As the wounds grew, so did the necessity to represent them. The acrylic/plaster base became insufficient for the task. Scratches and punctures were no longer the nature of the environment. In search of a sense of greater depth, I took to ripping and layering pieces of canvas, still incorporating the earlier base. There was a transformation taking place; what began as a representation of a wound, gave way to an actual rip and tear. The surfaces which had until now seemed to form a bridge between the abstract and the figurative became literal embodiments of the ideas about which I was thinking. I didn’t ever name the parts, though the surfaces seemed to reflect different aspects. In one a type of skin, in another, panels or rusted metal, in a third burnt panels, broken, insufficient to cover or piece together the carnage. I worked on numerous pieces at a time, as over the layers of canvas, were numerous layers of oils – glaze upon glaze. I think that they had a richness and depth, from memory they were strong, resonant images. Amidst them were moments of light, of dreaming an hope.

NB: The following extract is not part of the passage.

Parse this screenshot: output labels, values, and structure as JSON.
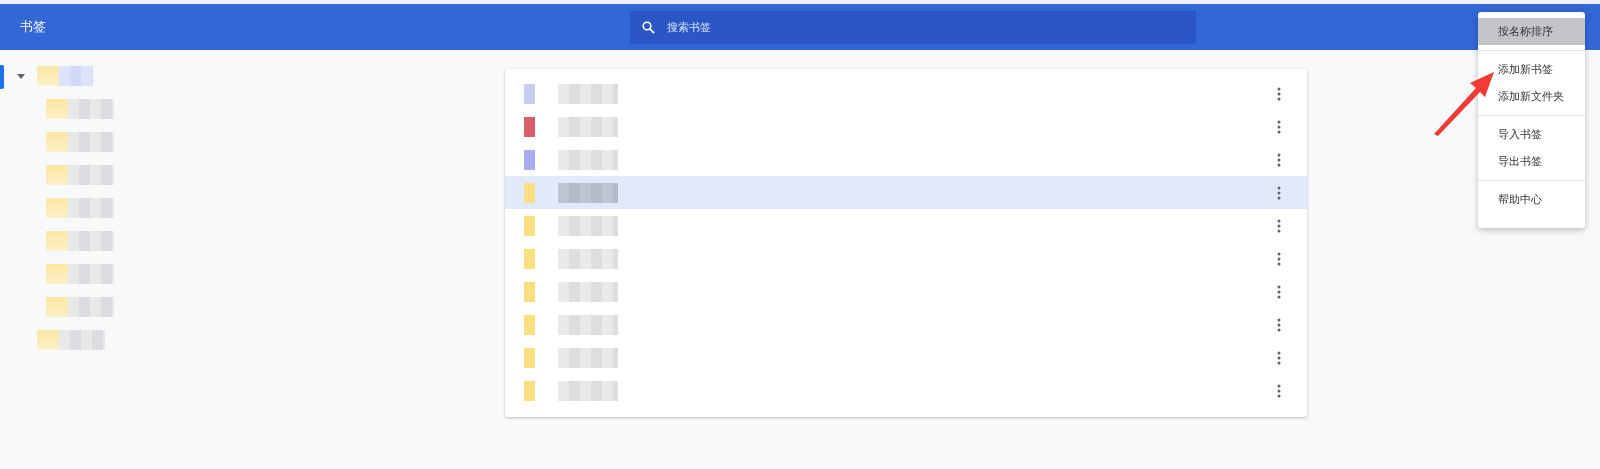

The works below are of that era. They were part of the 2007 solo exhibition “The Valley of the Shadow”.

Wound, 2007. Oil on Canvas, 120 x 90 cm.
Wound, 2007. Oil on Canvas, 120 x 90 cm.
Staunching the Wound II, 2007. Oil on Canvas, 40 x 48cm
Staunching the Wound II, 2007. Oil on Canvas, 40 x 48cm

The culmination of these ripped and layered works ended with: “Enough Said”. What a load of crap. An total misnomer. As if there could have ever been enough said.

List of paintings that I can think of that (when standing alone) are truly able to describe horrific moments:

1. Guernica.

Not that I would rename it, it was a good title. I think for me it was enough said. It marked the end of a two and a half year obsession with those stories, and those processes. It was painted for the 2008 HIFA exhibition, “determine: Nation”, at the National Gallery. At almost two metres in height, it was somewhat overbearing, the colours were strong, the composition had some tension. It remains for me a really significant painting, one I am proud of.

Enough Said, 2007. Oil on Canvas. 140 x 180 cm
Enough Said, 2007. Oil on Canvas. 140 x 180 cm

OBSERVATIONS

  1. The product DM6, was an acrylic base which dried into a transparent flexible and extremely tough surface. It had the added property of being extremely sticky. It was developed by Peter Eyllis of Pigmento, as far as I understand, with a certain amount of artistic input from his sister-in-law, the renowned artist Helen Lieros. It is a product no longer readily available.
  2. I now use the PVA “book-binding” glue from A.T. Carter. It is as good a water-based glue as any I have used in my career.
  3. Operation Murambatsvina/Drive Out Filth, also known as Operation Restore Order, was a wide-spread government clear-up (decimation) of informal settlements across the country in July 2005. According to Wikipedia, the United Nations estimated at least 700 000 people were directly affected, and over 2m indirectly affected through the campaign.

Studio One

Still from
Still from “Contamination”, Isobel Fox

We are entering the really frantic period (more frantic that usual) of our academic year. The coursework deadlines are looming for the IGCSE students, and the Upper VI. Despite the high pressure, it is also one of the very exciting periods, as the student work peaks and the Final Outcomes are turned in. I spent last Saturday morning with some of the Form Fours. Isobel Fox presented her installation, a work entitled “Contamination”. It is a complex and intriguing work that will hopefully be included in the Hellenic exhibition next term. I have included a link to a tiny detail here: https://vimeo.com/139447880

Greg Shaw, 21 August 2015.